▽

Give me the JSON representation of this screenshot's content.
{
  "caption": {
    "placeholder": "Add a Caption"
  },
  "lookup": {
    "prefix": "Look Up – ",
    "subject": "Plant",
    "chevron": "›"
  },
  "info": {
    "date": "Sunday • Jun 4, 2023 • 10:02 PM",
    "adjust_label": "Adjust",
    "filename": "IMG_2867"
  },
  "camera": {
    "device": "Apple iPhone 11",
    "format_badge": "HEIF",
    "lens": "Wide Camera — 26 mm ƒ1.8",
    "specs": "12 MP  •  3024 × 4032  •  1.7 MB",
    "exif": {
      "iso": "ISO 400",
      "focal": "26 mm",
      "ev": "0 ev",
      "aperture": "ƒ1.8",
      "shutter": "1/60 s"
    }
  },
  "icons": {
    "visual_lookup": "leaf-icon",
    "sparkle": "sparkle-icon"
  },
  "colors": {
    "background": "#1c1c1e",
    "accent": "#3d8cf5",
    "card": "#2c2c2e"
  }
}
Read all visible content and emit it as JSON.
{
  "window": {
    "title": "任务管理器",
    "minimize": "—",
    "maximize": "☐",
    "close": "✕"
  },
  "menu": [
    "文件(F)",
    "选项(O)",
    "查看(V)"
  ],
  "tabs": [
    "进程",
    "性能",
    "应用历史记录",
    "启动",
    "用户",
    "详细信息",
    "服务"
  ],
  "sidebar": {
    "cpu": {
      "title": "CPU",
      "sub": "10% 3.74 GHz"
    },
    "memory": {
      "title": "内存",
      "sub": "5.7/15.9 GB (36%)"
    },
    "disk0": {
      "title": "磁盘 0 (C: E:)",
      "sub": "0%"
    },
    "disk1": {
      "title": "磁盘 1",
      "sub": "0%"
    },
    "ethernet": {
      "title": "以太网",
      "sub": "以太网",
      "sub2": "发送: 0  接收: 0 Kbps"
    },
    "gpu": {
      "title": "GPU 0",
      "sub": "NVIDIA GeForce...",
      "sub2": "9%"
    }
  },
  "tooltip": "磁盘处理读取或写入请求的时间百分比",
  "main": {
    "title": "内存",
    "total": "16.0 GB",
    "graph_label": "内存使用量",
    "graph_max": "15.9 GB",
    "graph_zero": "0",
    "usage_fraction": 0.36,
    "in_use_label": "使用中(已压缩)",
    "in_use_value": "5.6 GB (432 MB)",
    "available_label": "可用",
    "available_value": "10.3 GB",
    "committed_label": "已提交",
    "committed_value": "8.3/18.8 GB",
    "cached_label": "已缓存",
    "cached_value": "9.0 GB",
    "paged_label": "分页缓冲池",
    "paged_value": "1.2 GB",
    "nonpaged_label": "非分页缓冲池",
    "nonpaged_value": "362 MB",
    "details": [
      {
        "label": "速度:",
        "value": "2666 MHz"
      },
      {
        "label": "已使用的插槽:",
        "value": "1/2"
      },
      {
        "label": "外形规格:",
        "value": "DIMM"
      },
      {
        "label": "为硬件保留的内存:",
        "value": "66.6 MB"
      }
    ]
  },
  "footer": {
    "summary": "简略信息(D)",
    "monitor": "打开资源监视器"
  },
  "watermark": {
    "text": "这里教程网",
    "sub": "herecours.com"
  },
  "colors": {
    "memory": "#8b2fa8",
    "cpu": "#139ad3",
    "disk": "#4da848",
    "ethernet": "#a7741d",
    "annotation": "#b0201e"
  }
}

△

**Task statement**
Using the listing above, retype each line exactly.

**Task result**
Give me the JSON representation of this screenshot's content.
{
  "caption": {
    "placeholder": "Add a Caption"
  },
  "lookup": {
    "prefix": "Look Up – ",
    "subject": "Plant",
    "chevron": "›"
  },
  "info": {
    "date": "Sunday • Jun 4, 2023 • 10:02 PM",
    "adjust_label": "Adjust",
    "filename": "IMG_2867"
  },
  "camera": {
    "device": "Apple iPhone 11",
    "format_badge": "HEIF",
    "lens": "Wide Camera — 26 mm ƒ1.8",
    "specs": "12 MP  •  3024 × 4032  •  1.7 MB",
    "exif": {
      "iso": "ISO 400",
      "focal": "26 mm",
      "ev": "0 ev",
      "aperture": "ƒ1.8",
      "shutter": "1/60 s"
    }
  },
  "icons": {
    "visual_lookup": "leaf-icon",
    "sparkle": "sparkle-icon"
  },
  "colors": {
    "background": "#1c1c1e",
    "accent": "#3d8cf5",
    "card": "#2c2c2e"
  }
}
Read all visible content and emit it as JSON.
{
  "window": {
    "title": "任务管理器",
    "minimize": "—",
    "maximize": "☐",
    "close": "✕"
  },
  "menu": [
    "文件(F)",
    "选项(O)",
    "查看(V)"
  ],
  "tabs": [
    "进程",
    "性能",
    "应用历史记录",
    "启动",
    "用户",
    "详细信息",
    "服务"
  ],
  "sidebar": {
    "cpu": {
      "title": "CPU",
      "sub": "10% 3.74 GHz"
    },
    "memory": {
      "title": "内存",
      "sub": "5.7/15.9 GB (36%)"
    },
    "disk0": {
      "title": "磁盘 0 (C: E:)",
      "sub": "0%"
    },
    "disk1": {
      "title": "磁盘 1",
      "sub": "0%"
    },
    "ethernet": {
      "title": "以太网",
      "sub": "以太网",
      "sub2": "发送: 0  接收: 0 Kbps"
    },
    "gpu": {
      "title": "GPU 0",
      "sub": "NVIDIA GeForce...",
      "sub2": "9%"
    }
  },
  "tooltip": "磁盘处理读取或写入请求的时间百分比",
  "main": {
    "title": "内存",
    "total": "16.0 GB",
    "graph_label": "内存使用量",
    "graph_max": "15.9 GB",
    "graph_zero": "0",
    "usage_fraction": 0.36,
    "in_use_label": "使用中(已压缩)",
    "in_use_value": "5.6 GB (432 MB)",
    "available_label": "可用",
    "available_value": "10.3 GB",
    "committed_label": "已提交",
    "committed_value": "8.3/18.8 GB",
    "cached_label": "已缓存",
    "cached_value": "9.0 GB",
    "paged_label": "分页缓冲池",
    "paged_value": "1.2 GB",
    "nonpaged_label": "非分页缓冲池",
    "nonpaged_value": "362 MB",
    "details": [
      {
        "label": "速度:",
        "value": "2666 MHz"
      },
      {
        "label": "已使用的插槽:",
        "value": "1/2"
      },
      {
        "label": "外形规格:",
        "value": "DIMM"
      },
      {
        "label": "为硬件保留的内存:",
        "value": "66.6 MB"
      }
    ]
  },
  "footer": {
    "summary": "简略信息(D)",
    "monitor": "打开资源监视器"
  },
  "watermark": {
    "text": "这里教程网",
    "sub": "herecours.com"
  },
  "colors": {
    "memory": "#8b2fa8",
    "cpu": "#139ad3",
    "disk": "#4da848",
    "ethernet": "#a7741d",
    "annotation": "#b0201e"
  }
}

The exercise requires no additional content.